----- Supplied data

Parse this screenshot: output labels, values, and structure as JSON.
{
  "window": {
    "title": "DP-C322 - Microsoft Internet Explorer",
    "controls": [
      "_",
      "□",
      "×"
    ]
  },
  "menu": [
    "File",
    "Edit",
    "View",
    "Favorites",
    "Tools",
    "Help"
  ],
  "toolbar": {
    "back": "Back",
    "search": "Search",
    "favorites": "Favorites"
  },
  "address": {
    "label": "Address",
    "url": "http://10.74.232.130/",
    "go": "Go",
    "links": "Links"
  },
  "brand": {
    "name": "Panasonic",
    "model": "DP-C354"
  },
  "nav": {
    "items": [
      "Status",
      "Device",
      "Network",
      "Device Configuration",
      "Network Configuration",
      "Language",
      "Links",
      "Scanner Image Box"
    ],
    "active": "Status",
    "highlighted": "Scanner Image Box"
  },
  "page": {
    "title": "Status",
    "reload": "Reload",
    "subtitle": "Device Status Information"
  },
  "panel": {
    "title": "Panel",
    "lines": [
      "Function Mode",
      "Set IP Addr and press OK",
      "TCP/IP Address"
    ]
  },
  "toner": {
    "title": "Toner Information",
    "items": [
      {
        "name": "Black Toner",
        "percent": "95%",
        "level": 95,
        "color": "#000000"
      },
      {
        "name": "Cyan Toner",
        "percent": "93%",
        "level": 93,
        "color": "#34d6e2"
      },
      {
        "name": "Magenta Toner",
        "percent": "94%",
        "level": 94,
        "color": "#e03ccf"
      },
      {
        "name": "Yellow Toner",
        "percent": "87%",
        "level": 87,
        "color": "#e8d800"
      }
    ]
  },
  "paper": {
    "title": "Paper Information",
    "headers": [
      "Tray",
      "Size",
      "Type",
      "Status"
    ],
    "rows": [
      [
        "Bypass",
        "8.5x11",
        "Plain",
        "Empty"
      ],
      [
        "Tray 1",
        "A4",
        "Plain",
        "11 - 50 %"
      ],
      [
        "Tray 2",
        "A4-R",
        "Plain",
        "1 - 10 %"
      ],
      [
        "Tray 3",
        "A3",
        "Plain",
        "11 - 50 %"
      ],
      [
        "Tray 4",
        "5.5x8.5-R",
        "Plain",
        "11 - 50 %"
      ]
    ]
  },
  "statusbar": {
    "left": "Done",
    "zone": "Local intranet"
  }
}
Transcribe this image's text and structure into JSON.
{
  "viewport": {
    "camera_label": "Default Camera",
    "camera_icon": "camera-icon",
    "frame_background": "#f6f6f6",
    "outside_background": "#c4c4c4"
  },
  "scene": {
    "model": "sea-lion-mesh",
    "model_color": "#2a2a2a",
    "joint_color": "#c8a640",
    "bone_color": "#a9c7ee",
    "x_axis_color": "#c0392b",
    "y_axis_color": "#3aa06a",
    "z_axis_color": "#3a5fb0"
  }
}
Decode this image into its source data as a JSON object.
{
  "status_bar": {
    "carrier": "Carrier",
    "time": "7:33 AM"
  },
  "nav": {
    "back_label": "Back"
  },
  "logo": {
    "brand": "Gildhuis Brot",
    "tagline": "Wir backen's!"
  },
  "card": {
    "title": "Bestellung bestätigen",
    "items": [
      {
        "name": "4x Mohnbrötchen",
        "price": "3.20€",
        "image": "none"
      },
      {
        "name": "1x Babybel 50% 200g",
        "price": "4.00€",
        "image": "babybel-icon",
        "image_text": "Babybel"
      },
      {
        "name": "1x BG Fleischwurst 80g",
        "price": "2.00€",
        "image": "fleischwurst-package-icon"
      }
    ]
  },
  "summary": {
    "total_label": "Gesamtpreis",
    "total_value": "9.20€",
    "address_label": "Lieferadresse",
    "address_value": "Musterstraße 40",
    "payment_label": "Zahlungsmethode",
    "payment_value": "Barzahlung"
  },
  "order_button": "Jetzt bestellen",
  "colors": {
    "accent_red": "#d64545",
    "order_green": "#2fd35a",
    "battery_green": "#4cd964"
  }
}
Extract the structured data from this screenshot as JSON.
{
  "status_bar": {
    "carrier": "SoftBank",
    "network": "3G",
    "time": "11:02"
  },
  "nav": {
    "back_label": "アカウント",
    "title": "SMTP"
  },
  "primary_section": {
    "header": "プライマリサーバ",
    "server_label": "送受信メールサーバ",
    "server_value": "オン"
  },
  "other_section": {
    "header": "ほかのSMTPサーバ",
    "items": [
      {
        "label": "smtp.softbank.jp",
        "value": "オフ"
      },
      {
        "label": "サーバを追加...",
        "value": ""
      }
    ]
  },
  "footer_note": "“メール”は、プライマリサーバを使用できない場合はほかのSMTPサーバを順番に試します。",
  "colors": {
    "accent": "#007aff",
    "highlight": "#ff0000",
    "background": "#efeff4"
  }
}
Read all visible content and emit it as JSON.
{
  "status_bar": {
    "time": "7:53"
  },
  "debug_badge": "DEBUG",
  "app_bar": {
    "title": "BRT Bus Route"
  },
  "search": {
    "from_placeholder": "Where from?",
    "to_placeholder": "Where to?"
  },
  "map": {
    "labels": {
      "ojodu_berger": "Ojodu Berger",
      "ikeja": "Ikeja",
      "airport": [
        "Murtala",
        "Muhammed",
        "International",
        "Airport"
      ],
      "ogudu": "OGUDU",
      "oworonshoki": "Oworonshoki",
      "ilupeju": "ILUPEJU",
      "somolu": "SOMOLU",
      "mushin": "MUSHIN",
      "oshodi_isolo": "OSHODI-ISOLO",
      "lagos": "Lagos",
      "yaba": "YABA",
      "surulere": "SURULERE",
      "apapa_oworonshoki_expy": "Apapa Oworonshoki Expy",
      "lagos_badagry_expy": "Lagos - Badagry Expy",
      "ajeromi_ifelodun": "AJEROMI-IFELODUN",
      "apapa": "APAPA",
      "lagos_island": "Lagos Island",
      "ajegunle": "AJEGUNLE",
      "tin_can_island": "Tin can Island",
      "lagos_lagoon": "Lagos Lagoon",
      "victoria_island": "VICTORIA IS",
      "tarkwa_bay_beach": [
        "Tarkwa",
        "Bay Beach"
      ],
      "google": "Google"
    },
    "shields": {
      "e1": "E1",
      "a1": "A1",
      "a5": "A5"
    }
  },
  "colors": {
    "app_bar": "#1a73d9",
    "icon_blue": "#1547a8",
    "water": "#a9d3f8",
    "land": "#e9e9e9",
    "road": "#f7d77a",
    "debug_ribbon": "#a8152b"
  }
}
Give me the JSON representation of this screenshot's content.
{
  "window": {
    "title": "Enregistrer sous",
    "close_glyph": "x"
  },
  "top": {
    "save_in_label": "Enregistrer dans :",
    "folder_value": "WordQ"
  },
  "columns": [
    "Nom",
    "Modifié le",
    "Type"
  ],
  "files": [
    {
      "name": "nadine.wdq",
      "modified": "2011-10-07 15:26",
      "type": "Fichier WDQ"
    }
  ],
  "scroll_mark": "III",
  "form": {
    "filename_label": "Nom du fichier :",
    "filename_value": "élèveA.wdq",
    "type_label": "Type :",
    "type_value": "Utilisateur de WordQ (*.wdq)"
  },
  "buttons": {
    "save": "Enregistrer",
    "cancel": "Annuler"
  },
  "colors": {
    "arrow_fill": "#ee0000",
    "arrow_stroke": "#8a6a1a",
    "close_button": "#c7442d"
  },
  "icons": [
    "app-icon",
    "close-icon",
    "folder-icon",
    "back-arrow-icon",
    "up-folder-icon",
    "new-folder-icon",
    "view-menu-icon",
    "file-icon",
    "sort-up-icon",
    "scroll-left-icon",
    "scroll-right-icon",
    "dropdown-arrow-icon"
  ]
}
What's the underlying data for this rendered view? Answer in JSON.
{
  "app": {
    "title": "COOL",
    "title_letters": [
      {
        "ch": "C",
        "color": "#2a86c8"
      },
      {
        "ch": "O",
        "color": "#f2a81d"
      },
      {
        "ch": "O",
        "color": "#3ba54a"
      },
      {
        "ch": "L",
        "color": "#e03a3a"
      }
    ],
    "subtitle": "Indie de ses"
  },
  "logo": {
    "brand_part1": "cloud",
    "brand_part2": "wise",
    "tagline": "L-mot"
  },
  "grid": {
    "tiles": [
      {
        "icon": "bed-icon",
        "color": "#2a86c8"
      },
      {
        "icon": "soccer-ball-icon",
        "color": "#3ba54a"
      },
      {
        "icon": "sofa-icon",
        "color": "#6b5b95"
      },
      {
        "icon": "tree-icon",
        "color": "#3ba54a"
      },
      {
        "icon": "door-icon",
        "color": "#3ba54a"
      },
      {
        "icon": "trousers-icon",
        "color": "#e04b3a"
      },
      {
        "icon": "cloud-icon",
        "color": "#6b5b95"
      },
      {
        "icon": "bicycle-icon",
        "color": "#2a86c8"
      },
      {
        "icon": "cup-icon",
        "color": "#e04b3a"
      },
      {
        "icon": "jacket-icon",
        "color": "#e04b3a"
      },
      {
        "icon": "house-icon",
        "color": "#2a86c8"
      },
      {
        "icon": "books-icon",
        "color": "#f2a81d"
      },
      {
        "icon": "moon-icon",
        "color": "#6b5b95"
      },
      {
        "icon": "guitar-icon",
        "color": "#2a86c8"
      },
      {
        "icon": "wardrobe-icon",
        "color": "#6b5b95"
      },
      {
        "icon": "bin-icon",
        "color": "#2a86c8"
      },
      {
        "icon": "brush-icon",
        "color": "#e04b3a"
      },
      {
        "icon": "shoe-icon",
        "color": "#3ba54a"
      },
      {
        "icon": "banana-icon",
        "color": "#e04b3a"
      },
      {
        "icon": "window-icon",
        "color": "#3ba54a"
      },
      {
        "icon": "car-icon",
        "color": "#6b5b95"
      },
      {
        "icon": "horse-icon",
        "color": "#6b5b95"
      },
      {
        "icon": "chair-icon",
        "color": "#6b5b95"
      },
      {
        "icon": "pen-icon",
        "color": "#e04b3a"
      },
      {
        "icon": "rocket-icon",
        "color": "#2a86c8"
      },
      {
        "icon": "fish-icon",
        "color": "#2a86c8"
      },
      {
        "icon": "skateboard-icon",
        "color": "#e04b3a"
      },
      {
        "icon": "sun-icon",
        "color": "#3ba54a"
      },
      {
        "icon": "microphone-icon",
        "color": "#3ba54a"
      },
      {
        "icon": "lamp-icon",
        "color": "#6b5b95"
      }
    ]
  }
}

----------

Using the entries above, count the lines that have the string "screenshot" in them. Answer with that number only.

> Response to the task
3